Exercise> In the listing below, find every line with the string "TRADING" and pull it out.
┄┄┄┄┄┄
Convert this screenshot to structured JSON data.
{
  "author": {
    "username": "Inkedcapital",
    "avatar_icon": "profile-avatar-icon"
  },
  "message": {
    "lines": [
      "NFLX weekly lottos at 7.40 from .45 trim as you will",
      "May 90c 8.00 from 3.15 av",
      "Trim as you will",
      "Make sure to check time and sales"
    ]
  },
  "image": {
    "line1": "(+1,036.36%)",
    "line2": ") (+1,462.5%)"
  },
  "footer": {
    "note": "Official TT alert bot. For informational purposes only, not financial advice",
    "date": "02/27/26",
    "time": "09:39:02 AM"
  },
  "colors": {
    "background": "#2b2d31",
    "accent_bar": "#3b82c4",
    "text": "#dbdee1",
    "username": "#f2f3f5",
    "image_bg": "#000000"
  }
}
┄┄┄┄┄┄
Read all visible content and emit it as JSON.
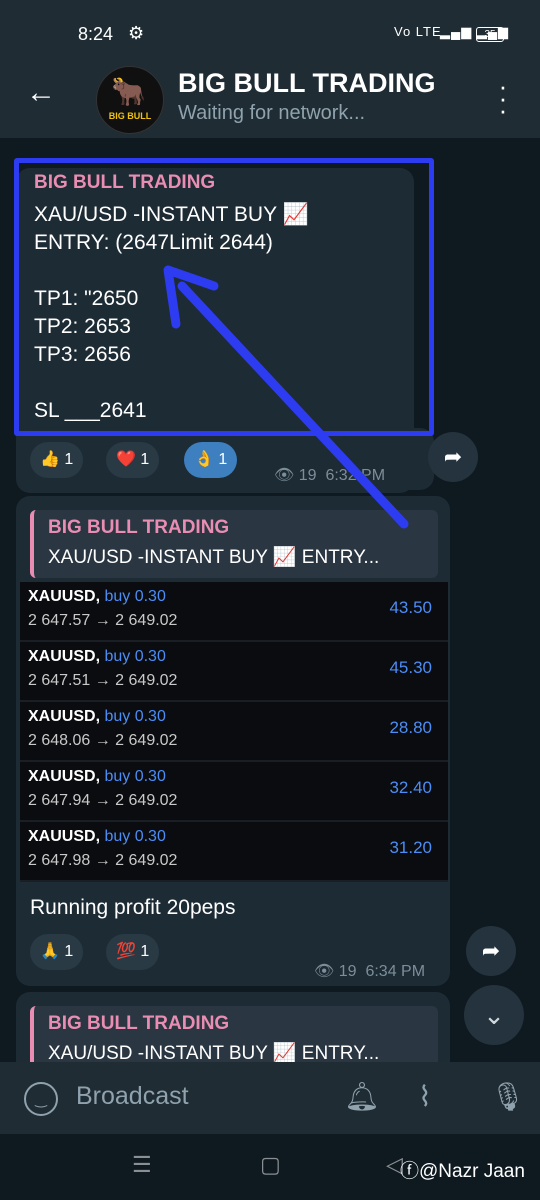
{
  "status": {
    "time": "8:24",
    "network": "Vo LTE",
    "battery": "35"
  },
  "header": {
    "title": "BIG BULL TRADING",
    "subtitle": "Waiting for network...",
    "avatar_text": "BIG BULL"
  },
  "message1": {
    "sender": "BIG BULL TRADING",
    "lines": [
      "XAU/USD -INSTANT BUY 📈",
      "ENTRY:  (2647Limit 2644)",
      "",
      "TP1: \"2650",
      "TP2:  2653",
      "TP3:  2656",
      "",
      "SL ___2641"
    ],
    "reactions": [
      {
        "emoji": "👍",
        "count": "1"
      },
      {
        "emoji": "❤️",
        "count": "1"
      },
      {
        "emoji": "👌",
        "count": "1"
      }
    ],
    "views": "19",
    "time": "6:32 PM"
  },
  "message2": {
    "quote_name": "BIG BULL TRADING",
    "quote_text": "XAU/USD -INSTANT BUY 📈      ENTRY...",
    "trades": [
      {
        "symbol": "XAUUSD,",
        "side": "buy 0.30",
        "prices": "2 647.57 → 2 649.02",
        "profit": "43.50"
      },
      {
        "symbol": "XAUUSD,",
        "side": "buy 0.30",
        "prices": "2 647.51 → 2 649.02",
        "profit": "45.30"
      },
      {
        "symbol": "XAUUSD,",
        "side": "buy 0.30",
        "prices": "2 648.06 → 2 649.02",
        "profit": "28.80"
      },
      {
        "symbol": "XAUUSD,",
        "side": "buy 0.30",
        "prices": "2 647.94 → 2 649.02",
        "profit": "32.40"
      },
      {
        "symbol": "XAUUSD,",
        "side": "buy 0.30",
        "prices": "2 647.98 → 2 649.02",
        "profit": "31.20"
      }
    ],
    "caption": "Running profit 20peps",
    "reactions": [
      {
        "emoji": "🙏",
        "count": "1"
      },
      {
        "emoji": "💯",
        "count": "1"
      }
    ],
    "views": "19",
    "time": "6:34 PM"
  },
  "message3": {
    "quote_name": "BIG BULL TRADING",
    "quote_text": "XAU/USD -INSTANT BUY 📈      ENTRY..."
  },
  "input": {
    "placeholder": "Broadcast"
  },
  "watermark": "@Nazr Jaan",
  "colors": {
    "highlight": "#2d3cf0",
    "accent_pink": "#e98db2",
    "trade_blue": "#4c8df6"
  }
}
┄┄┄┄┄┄
Result of the exercise>
    "title": "BIG BULL TRADING",
    "sender": "BIG BULL TRADING",
    "quote_name": "BIG BULL TRADING",
    "quote_name": "BIG BULL TRADING",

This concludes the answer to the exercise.